When (If) you read this NYT article on why some states are “red” and some states are “blue”:
But why do ideology and geography cluster so predictably? Why, if you know a person’s position on gay marriage, can you predict that he or she will want to increase the military budget and decrease the tax rate, and is more likely to hail from Wyoming or Georgia than from Minnesota or Vermont? To be sure, some of these affinities may spring from coalitions of convenience. Economic libertarians and Christian evangelicals, united by their common enemy, are strange bedfellows in today’s Republican party, just as the two Georges — the archconservative Wallace and the uberliberal McGovern — found themselves in the same Democratic Party in 1972.
I think there are a couple of things you should keep in mind.
First, even the bluest states are not uniformly blue. The idea of a Blue North and a Red South is erroneous. Take the county by county 2008 presidential election results for New York for example. Simple analyses like those used by the author of the NYT article just don’t stand up to scrutiny. The same is true of Illinois, Pennsylvania, Ohio, and many, many other states.
Neither are red states really red. See Mississippi. That’s easily explained by demographics but I don’t need to belabor the point.
There is an element of truth in it, however. I don’t think that you can explain today’s voting patterns by the Church of England/Nonconformist split of the 17th and 18th centuries. But you don’t have to look back that far. When people come to the United States they bring their ideas about social organization and politics with them. This is territory I’ve covered before. The Irish brought their ideas of proper governance, based on the systems that prevailed in Irish villages, and refurbished them for New York and Chicago. Scandinavians brought their ideas of what constituted a just society from Scandinavia of the 19th century to the Upper Midwest. And so on.
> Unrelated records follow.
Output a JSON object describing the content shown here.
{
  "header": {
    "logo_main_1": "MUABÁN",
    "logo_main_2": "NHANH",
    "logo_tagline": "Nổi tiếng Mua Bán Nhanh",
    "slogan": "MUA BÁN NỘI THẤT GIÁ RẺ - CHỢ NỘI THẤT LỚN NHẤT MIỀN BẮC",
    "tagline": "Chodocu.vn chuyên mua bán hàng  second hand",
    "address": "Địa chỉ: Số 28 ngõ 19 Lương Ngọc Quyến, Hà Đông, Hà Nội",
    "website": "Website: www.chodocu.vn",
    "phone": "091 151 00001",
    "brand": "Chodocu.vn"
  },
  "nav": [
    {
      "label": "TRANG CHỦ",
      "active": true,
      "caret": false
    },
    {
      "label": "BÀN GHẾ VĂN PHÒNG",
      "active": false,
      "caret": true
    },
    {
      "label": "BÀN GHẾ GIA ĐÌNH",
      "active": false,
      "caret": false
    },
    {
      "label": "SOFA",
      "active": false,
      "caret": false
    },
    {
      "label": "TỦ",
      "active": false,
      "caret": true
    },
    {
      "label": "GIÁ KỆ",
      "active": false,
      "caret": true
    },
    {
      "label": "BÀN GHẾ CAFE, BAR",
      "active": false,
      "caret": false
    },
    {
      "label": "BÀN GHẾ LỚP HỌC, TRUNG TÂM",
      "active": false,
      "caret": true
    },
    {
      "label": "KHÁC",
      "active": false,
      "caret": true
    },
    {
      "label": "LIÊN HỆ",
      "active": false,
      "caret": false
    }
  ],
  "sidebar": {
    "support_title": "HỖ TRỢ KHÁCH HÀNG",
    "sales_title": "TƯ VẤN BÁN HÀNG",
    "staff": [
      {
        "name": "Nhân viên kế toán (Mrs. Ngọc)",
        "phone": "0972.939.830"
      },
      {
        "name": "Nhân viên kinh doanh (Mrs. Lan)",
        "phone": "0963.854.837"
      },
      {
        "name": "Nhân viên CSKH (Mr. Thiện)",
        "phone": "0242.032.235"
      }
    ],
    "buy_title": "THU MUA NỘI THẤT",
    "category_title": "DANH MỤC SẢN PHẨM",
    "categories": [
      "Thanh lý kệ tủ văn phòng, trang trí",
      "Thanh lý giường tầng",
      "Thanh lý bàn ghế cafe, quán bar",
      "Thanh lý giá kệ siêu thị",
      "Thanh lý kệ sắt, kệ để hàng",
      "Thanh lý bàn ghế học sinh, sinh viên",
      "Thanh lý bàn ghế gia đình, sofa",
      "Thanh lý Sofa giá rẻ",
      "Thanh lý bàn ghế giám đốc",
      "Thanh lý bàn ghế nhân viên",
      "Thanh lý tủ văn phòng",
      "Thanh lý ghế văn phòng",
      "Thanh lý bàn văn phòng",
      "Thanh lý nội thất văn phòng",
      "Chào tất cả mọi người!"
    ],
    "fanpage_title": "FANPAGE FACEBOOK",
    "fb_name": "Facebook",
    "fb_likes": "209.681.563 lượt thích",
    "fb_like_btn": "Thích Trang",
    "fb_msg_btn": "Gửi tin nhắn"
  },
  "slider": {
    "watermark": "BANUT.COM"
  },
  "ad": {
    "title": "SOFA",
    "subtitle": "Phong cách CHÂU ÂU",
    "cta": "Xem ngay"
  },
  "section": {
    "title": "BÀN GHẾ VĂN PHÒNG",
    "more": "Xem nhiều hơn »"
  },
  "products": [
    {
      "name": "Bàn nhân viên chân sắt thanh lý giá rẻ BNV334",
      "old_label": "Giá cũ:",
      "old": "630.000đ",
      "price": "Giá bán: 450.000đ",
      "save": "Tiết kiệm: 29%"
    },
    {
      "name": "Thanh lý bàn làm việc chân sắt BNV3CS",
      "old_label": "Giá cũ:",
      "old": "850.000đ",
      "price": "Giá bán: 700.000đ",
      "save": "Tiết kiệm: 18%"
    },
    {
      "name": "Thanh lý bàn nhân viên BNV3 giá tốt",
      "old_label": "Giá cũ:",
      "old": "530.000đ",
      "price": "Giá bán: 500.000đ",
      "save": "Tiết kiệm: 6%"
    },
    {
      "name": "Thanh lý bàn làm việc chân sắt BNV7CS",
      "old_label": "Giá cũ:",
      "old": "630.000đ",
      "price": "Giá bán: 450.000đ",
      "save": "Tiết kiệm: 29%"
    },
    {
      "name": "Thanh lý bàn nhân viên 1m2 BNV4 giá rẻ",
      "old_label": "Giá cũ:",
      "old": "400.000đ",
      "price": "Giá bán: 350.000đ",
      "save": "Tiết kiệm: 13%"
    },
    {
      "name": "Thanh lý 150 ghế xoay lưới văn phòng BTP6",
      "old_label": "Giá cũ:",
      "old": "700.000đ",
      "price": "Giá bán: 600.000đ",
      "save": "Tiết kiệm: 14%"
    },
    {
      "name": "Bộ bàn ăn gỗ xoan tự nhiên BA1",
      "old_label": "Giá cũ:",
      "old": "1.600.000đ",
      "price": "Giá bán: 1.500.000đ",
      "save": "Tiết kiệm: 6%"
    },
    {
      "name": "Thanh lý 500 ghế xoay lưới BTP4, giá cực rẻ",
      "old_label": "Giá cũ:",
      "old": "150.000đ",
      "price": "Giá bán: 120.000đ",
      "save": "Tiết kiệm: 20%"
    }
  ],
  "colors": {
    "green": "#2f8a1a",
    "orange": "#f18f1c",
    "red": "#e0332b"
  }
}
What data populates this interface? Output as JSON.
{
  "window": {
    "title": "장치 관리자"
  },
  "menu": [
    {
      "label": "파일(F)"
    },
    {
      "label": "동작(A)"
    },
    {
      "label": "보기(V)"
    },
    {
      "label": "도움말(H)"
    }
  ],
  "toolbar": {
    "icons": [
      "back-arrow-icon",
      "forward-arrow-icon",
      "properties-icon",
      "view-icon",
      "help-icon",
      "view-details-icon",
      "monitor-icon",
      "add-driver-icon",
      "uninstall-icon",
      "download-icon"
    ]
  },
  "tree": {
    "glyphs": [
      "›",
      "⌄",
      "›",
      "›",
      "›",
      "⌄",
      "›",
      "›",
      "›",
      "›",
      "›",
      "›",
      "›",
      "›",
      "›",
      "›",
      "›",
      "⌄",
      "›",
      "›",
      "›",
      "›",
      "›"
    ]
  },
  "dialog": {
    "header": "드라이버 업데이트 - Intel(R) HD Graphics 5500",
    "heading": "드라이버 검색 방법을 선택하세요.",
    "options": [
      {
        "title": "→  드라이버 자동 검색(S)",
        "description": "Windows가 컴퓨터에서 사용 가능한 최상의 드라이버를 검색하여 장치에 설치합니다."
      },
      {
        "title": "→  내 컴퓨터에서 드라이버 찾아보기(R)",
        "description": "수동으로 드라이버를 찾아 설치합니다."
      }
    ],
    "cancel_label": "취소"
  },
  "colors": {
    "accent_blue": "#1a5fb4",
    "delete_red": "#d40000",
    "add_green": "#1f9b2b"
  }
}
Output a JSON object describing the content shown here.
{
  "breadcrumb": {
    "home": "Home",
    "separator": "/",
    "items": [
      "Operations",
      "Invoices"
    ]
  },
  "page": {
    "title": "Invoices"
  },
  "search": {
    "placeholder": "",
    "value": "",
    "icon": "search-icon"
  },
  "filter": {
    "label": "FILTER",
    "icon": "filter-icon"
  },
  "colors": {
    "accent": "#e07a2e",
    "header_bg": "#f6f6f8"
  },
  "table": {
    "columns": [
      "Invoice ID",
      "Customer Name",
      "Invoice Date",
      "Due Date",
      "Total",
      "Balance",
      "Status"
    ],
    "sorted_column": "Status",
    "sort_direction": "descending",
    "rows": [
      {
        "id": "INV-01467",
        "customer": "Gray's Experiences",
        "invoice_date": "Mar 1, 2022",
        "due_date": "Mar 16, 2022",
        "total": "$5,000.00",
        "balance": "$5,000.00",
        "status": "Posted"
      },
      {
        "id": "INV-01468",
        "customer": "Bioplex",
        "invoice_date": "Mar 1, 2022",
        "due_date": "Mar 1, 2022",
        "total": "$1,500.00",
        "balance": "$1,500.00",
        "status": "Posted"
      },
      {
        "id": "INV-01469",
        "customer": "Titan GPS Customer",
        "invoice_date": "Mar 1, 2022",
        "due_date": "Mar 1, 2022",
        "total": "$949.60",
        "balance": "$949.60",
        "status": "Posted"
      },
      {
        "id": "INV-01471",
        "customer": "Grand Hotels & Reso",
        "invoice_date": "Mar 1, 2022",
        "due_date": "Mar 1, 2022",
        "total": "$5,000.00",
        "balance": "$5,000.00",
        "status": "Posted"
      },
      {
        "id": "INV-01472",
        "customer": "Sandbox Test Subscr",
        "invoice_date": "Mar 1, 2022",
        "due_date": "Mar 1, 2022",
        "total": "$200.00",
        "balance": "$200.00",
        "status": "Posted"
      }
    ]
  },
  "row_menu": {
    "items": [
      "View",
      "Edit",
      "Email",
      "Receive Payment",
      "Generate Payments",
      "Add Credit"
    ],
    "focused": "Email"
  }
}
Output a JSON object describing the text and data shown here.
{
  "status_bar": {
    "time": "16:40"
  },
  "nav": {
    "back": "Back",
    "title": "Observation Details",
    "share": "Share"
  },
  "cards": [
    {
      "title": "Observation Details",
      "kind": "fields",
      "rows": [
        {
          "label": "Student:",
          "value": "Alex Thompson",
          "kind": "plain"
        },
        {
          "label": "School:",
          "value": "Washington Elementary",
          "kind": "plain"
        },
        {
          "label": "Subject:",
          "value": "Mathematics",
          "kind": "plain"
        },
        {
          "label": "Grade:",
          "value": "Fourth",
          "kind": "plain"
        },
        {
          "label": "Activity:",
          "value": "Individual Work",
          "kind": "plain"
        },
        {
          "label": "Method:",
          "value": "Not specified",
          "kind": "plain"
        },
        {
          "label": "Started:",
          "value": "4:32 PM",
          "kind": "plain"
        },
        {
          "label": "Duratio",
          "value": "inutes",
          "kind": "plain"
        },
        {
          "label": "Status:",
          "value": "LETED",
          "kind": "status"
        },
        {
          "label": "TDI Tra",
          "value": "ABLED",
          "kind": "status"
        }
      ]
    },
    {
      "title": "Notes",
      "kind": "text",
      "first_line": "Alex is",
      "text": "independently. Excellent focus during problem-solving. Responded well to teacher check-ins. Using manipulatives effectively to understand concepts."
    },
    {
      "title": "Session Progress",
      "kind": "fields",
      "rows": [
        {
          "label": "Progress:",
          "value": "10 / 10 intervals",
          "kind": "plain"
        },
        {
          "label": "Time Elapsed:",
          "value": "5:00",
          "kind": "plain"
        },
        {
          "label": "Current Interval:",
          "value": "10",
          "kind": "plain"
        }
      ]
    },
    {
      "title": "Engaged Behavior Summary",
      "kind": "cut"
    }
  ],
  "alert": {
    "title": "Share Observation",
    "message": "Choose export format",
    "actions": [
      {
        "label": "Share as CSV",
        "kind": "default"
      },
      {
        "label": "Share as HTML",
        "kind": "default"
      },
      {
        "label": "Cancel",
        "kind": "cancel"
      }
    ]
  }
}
There are other, pragmatic, bread-and-butter reasons, too. That’s fodder for another post.